Show Summary Details
Page of

Cultural and traditional food practices in pregnancy and breastfeeding 

Cultural and traditional food practices in pregnancy and breastfeeding
Cultural and traditional food practices in pregnancy and breastfeeding

Sir Peter Gluckman

, Mark Hanson

, Chong Yap Seng

, and Anne Bardsley

Page of

PRINTED FROM OXFORD MEDICINE ONLINE ( © Oxford University Press, 2021. All Rights Reserved. Under the terms of the licence agreement, an individual user may print out a PDF of a single chapter of a title in Oxford Medicine Online for personal use (for details see Privacy Policy and Legal Notice).

date: 01 March 2021

Cultural beliefs and practices can markedly influence a woman’s pregnancy and childbirth experiences, and may shape her mothering behaviour.

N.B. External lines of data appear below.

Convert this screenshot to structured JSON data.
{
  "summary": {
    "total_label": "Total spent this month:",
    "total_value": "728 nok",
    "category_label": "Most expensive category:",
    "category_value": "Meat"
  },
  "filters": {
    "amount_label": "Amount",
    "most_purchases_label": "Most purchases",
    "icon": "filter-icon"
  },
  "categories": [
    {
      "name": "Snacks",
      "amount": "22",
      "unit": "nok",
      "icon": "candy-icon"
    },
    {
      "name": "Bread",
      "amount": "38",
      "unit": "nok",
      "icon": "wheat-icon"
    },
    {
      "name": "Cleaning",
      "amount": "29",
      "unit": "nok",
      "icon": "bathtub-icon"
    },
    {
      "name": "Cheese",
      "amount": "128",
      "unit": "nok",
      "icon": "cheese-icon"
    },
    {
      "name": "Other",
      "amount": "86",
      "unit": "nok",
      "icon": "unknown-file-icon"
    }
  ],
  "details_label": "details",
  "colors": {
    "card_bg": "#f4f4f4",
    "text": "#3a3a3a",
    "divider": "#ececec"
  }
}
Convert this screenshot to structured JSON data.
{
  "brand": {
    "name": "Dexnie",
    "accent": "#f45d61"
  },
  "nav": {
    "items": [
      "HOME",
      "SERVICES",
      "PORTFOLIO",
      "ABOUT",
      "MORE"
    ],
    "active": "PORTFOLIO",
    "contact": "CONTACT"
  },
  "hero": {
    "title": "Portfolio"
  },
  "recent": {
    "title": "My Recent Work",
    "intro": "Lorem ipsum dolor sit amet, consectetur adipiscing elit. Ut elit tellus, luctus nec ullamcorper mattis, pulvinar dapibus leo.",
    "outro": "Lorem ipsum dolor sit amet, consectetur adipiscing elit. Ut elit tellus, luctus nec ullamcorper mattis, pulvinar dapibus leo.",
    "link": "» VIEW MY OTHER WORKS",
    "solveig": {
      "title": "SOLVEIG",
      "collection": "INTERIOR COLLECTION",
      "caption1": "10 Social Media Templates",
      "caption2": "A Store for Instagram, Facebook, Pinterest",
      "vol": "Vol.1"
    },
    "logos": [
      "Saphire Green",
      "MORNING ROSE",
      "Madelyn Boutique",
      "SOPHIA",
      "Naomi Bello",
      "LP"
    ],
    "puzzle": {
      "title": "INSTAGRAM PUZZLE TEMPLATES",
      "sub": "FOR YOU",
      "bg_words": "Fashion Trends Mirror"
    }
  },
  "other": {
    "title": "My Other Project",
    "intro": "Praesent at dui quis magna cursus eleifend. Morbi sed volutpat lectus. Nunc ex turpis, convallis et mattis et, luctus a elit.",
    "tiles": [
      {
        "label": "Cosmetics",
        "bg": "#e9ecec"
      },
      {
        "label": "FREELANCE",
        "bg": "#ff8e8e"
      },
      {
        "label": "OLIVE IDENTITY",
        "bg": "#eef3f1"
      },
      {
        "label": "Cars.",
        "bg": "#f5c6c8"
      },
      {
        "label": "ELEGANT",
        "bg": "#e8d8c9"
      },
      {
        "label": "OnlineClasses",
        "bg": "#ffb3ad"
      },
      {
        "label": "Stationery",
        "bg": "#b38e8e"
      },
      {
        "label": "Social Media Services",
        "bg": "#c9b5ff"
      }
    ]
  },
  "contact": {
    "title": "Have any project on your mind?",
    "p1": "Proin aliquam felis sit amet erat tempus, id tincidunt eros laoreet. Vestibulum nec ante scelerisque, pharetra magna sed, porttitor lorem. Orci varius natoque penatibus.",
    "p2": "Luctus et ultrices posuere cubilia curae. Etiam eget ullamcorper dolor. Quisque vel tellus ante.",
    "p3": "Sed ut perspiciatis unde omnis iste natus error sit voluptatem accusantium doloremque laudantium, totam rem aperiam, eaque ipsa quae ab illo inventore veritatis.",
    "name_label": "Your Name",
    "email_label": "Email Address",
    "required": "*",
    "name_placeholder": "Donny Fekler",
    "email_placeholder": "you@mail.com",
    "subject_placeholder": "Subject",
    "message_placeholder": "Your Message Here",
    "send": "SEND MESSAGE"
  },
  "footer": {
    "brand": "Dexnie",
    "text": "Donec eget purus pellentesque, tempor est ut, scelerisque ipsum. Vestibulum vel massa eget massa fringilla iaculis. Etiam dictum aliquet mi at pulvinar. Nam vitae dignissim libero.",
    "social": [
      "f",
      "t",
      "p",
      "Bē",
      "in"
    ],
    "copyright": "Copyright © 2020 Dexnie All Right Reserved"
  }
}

In addition, dietary intake before and during pregnancy and through lactation is often influenced by cultural beliefs and practices. As some traditional health care beliefs and food practices favoured in different cultures appear to result from efforts to address specific environmental challenges, it is important to recognize and respect these beliefs while guiding women towards optimum nutrition and away from harmful practices or prohibitions. This chapter discusses the implications of some common food practices, as well as cultural practices that are specific to pregnancy and lactation, on maternal and infant health.

Access to the complete content on Oxford Medicine Online requires a subscription or purchase. Public users are able to search the site and view the abstracts for each book and chapter without a subscription.

Please subscribe or login to access full text content.

If you have purchased a print title that contains an access token, please see the token for information about how to register your code.

For questions on access or troubleshooting, please check our FAQs, and if you can't find the answer there, please contact us.